Hillary Li, a third-year student at UNC School of Law started a photojournalism project, Now We Speak, which featured stories of discrimination, mostly from students at UNC School of Law. “It got a ton of attention from students, staff and administration at the school, and led to a lot of great community conversations at the school about diversity and inclusion,” says Hillary. She is still actively working on diversity initiatives at the school, and thinks that one way for women to be active on campus is to look for ways that their institution is lacking in support for women, particularly women of color and women who identify as LGBTQ. She recommends that students think and learn about how their institution recruits diverse students as well as addresses the needs of diverse students on campus.

"For example, does your institution provide gender neutral bathrooms? Do dress codes or guidelines address those who wear hijabs or other religious wear? Are there scholarships and opportunities specifically for minorities?" She asks. Additionally, Hillary recently started a chapter of Our Revolution in the North Carolina Triangle area, which aims to support and educate the community about progressive political candidates on the local and state level. "I am trying to address issues in North Carolina from a policy level,” she says. “Our chapter is looking to collaborate soon with other organizations that do similar activism.” Once you’ve established a cause you’re passionate about, the sky is the limit on what you can do with it.

4. Find like-minded people

Tackling an important issue and cause can be overwhelming, therefore, finding people who are equally as passionate as you are will only foster that growth and support. Kristin Walter, co-founder and development officer of Feel Good—whose mission is to end extreme poverty by 2030 through mobilizing the rising generation as global citizens and strategic changemakers—​says, “Ask yourself, ‘What is the more beautiful world my heart knows is possible? Answering the question: 'What is needed?' requires researching what is being done on the issues you care about. Read books, read articles (long ones), contact people at the organizations working on these issues. Learn, with passion, about the issue you care about and have fun doing it!” 

5. Create longevity

Your activism work shouldn’t end the second you graduate. Craft your work in a way that gives other college students the opportunities you had. Organize an annual march or fundraiser that can ensure your issue is relevant long after you’re gone.

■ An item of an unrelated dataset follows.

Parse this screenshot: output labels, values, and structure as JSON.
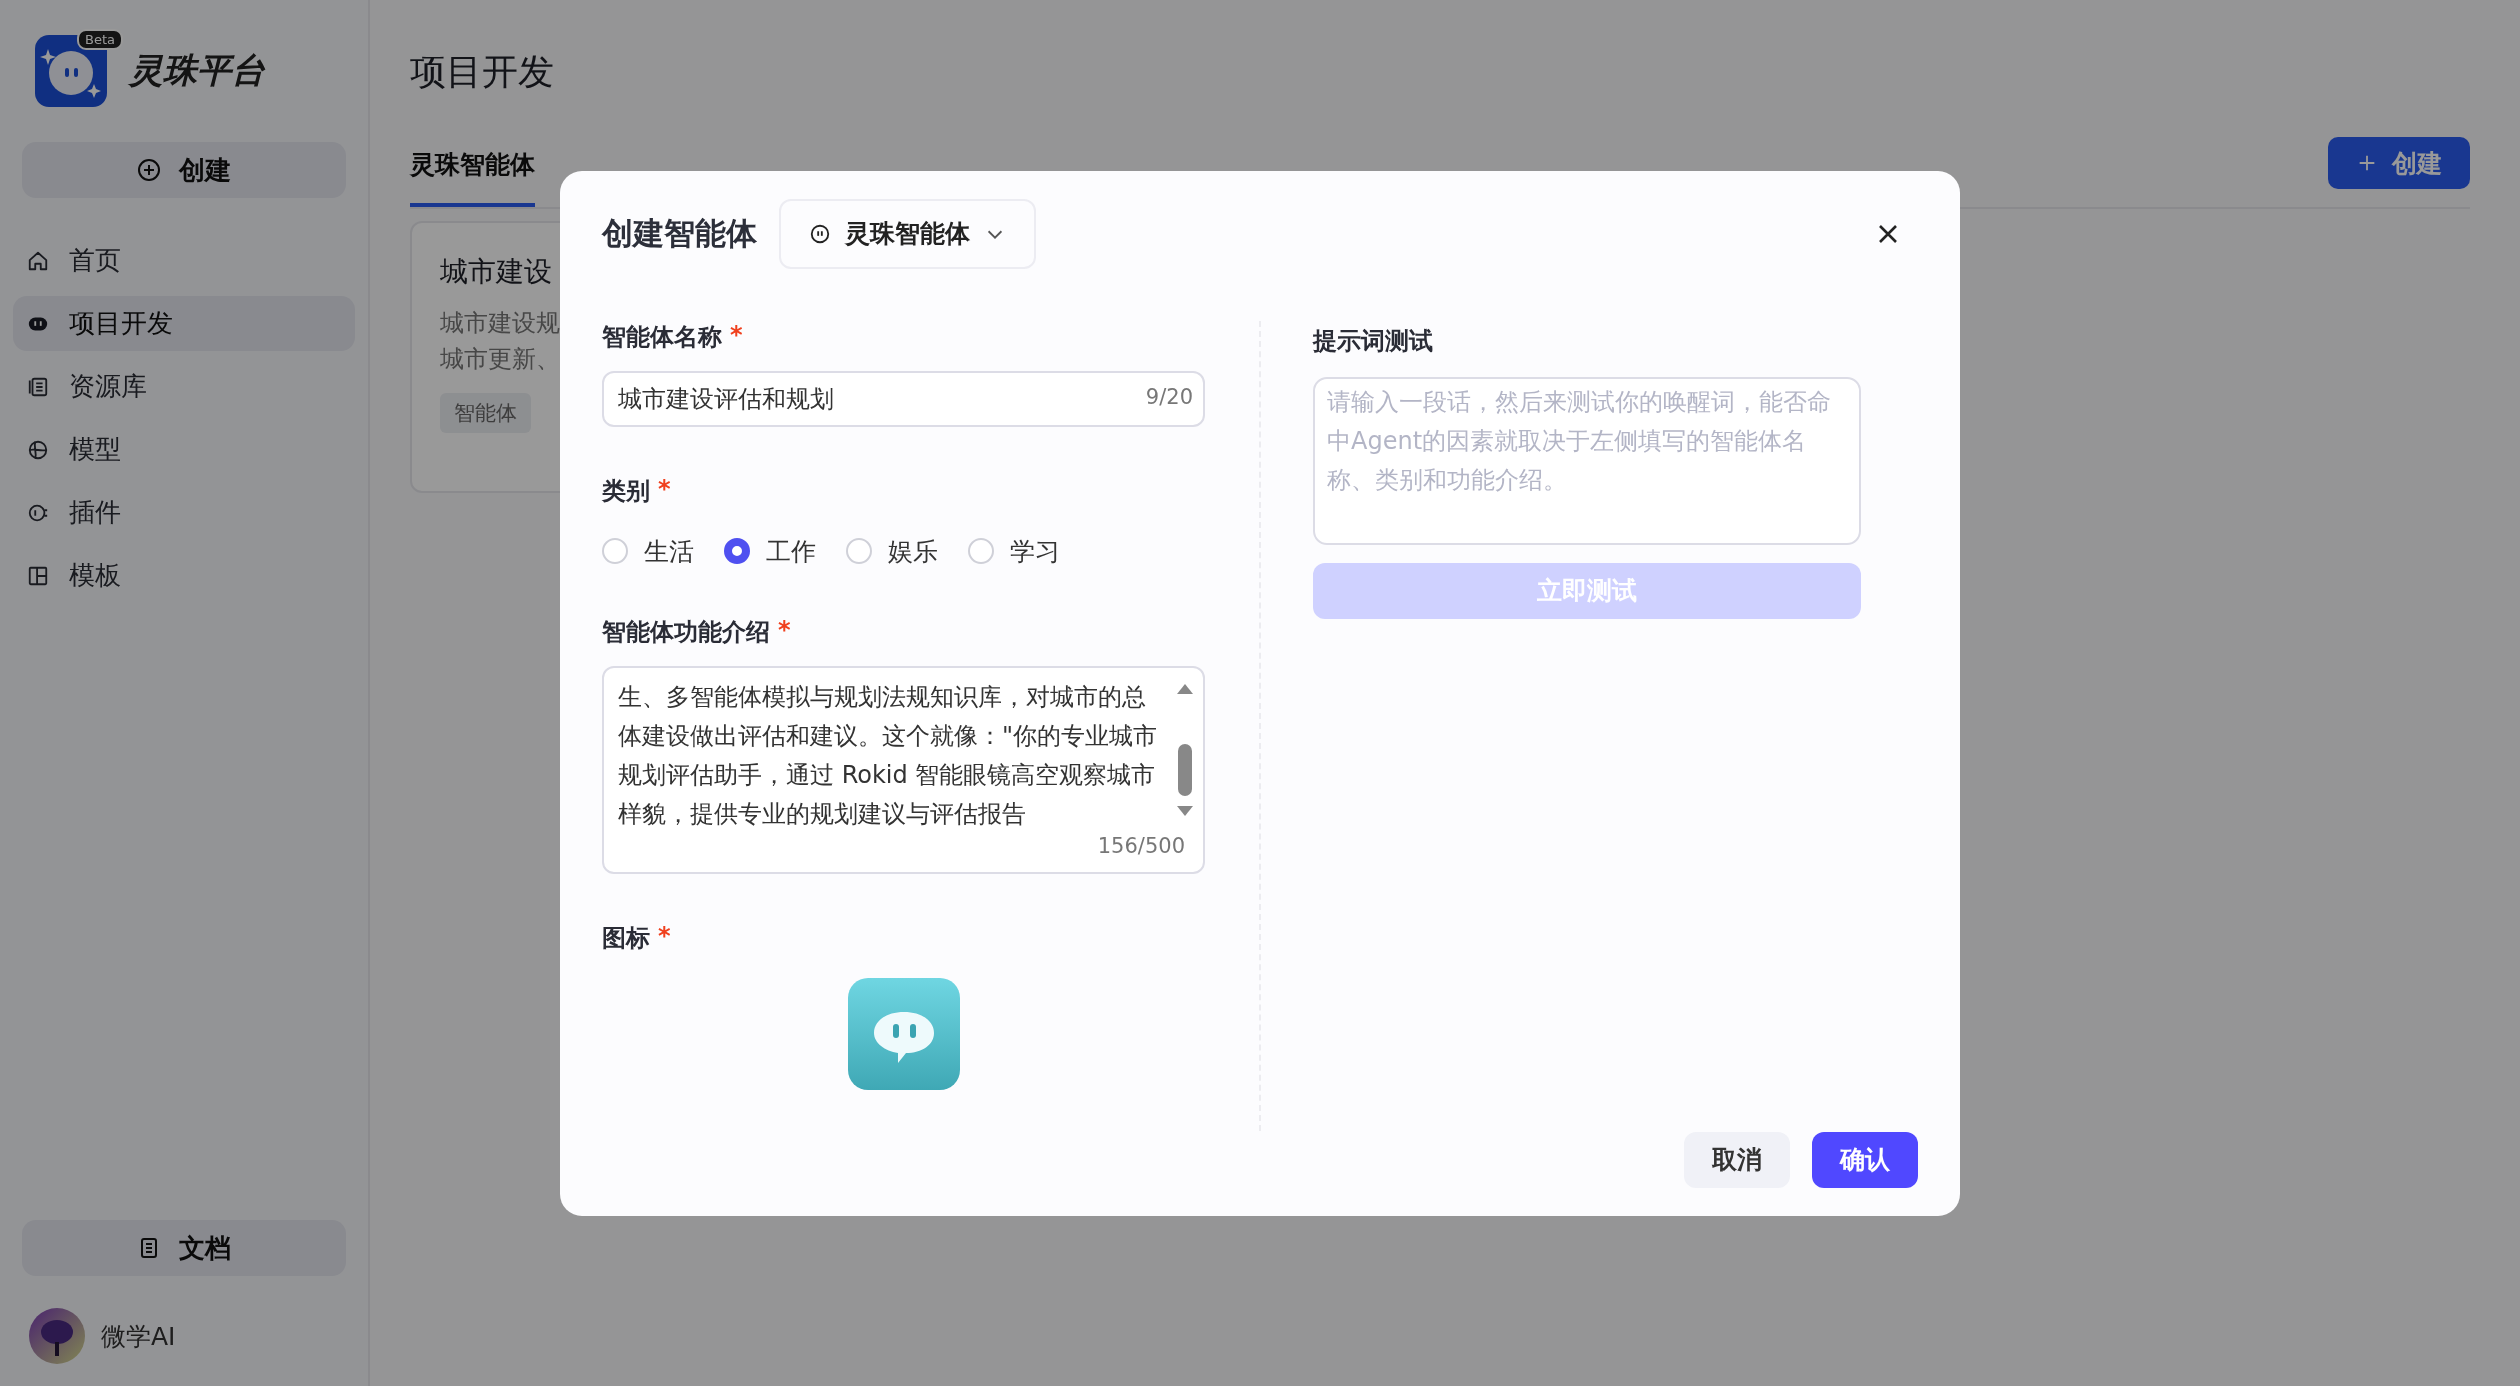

There’s always room for growth, so keep that in mind. 

You don’t need a college degree to change the world, but utilizing your education, your community and your campus can certainly help. Now get out there, and do work, collegiettes!